----- Records -----

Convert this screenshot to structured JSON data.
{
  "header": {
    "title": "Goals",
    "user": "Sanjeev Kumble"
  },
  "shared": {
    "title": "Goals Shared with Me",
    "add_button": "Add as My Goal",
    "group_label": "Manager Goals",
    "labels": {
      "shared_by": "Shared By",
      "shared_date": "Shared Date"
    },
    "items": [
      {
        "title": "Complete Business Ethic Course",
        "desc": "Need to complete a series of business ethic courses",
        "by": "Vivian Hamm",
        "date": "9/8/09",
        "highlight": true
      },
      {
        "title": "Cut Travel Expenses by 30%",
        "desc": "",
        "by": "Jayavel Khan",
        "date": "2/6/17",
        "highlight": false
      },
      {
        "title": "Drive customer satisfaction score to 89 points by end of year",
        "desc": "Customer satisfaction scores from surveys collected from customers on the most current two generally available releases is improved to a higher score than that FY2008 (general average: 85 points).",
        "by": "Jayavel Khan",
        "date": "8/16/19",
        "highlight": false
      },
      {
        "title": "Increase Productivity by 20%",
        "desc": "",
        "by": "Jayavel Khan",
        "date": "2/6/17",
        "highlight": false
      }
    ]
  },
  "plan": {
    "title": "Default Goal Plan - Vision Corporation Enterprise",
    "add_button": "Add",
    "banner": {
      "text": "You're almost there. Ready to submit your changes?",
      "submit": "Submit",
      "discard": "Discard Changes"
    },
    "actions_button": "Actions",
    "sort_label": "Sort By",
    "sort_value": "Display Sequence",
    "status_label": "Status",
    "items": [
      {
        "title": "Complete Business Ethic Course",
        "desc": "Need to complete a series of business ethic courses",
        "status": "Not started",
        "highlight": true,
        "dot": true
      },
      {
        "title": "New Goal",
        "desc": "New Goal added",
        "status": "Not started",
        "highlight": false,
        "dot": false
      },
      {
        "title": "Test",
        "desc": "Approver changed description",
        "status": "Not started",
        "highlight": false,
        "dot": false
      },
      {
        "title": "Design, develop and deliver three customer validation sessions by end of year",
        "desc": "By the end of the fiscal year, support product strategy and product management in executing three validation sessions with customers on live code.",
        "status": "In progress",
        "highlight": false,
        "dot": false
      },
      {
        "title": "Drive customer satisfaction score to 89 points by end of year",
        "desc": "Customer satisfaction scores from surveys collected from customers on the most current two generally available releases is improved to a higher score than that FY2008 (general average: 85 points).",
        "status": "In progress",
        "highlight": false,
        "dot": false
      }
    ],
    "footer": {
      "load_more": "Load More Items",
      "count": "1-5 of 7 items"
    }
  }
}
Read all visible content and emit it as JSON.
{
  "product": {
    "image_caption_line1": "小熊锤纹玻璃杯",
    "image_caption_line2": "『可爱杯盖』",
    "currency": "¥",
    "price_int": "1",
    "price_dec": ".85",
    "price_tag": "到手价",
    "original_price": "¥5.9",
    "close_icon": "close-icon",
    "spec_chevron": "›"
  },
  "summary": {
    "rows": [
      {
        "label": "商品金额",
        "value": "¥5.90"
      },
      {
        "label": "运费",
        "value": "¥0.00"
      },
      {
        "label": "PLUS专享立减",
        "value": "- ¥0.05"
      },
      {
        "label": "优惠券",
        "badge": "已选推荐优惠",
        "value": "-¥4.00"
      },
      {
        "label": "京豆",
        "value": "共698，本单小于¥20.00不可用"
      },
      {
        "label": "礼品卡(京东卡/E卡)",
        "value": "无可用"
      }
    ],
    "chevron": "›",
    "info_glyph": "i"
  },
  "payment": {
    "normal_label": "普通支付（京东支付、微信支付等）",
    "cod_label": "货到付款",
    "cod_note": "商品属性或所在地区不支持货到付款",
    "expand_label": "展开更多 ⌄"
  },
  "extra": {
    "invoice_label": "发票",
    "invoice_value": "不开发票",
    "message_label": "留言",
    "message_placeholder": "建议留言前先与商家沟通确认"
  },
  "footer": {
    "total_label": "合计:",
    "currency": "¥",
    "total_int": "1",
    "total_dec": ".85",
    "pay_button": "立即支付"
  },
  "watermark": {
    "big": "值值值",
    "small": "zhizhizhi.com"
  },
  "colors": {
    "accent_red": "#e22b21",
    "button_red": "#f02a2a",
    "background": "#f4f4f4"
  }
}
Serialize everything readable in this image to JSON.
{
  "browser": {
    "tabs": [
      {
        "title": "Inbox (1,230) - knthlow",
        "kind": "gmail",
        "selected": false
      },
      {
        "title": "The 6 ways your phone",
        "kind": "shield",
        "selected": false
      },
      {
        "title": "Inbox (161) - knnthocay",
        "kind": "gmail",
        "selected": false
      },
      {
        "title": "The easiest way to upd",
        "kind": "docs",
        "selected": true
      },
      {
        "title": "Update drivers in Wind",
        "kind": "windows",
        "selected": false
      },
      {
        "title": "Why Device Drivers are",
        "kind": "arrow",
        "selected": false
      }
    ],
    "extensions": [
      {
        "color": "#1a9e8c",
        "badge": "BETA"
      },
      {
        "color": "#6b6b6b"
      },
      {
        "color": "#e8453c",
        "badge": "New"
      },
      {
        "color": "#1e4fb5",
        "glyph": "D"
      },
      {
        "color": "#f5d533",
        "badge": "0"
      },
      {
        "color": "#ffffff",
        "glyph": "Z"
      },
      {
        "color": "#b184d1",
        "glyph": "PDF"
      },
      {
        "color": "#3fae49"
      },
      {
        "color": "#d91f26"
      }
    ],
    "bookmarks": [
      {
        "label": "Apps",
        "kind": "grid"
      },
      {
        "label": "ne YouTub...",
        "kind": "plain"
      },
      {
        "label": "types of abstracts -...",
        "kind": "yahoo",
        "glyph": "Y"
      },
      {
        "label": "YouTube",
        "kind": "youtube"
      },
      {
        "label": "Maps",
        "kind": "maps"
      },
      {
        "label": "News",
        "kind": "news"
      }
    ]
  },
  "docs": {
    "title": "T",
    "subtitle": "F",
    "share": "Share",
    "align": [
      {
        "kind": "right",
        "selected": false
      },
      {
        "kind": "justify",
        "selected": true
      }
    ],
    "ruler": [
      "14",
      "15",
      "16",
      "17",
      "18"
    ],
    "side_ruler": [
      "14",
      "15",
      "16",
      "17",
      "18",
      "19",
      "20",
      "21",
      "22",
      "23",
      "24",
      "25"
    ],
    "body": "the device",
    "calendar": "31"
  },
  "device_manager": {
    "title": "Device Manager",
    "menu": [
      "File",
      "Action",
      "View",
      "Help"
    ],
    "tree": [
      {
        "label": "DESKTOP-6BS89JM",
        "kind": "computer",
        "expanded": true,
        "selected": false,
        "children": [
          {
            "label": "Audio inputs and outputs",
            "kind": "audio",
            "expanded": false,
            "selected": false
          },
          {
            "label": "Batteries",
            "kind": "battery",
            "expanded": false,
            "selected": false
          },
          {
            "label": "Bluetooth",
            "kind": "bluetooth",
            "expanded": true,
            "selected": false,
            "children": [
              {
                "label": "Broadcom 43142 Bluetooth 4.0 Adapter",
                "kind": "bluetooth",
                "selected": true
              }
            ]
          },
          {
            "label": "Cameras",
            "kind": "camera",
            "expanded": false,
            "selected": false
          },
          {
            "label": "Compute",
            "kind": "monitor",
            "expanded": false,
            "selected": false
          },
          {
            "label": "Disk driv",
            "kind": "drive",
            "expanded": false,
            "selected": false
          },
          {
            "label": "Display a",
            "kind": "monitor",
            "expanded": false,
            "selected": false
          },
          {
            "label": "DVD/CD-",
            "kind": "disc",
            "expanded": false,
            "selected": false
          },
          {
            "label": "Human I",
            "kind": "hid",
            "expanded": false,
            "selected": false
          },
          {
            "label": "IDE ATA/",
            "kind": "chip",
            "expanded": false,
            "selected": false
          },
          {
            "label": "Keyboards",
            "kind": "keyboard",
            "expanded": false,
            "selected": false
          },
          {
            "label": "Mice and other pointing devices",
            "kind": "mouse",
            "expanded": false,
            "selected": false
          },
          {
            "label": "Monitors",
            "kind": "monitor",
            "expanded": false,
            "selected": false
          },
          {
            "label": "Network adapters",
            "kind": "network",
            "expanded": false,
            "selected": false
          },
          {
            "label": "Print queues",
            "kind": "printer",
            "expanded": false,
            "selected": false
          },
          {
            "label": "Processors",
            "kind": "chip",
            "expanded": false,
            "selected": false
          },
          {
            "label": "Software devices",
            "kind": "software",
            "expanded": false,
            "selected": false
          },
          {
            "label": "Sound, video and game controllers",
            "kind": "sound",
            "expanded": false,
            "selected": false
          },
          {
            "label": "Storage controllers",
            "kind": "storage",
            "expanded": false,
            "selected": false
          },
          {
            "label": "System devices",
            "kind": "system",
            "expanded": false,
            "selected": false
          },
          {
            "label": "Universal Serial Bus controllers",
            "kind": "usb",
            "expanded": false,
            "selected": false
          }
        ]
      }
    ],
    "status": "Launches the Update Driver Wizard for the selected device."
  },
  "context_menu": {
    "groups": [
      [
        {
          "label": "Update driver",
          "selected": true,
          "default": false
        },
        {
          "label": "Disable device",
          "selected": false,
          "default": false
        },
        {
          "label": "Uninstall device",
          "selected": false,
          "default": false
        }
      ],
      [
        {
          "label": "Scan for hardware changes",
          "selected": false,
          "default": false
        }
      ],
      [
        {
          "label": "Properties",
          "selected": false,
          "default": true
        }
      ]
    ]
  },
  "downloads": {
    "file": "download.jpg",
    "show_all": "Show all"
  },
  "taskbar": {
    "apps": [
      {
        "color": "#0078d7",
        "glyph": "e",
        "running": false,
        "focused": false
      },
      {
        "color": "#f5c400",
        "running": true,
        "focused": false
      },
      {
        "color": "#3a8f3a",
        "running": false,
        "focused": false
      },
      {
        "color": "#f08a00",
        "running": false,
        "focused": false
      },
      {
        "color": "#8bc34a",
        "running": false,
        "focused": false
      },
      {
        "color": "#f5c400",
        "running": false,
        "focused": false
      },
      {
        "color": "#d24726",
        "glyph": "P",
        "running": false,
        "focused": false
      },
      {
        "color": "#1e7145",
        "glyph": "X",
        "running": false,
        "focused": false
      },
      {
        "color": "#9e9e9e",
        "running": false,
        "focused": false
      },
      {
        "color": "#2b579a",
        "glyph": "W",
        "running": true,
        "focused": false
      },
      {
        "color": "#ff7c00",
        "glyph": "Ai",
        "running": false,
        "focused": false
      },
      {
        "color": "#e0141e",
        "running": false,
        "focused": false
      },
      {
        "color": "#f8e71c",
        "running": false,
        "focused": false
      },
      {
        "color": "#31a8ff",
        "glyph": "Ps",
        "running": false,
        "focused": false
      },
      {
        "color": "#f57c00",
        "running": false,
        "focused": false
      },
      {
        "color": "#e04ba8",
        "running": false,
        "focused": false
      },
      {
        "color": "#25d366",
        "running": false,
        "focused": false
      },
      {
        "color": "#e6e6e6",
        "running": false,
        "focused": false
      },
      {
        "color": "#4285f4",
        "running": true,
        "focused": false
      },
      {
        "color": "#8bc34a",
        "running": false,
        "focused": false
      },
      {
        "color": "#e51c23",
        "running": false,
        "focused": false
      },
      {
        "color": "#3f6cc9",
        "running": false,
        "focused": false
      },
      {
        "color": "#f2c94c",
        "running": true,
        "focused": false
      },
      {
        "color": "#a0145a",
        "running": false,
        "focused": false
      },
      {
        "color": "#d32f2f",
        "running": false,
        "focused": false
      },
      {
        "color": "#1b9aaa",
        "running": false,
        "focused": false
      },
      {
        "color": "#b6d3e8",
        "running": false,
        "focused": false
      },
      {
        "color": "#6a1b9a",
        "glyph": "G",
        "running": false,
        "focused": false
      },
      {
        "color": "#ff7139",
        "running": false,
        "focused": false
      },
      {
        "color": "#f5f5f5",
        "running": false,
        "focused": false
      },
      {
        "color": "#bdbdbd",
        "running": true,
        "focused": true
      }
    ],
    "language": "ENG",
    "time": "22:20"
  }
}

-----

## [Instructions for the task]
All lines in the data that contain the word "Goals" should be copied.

## [Task output]
    "title": "Goals",
    "title": "Goals Shared with Me",
    "group_label": "Manager Goals",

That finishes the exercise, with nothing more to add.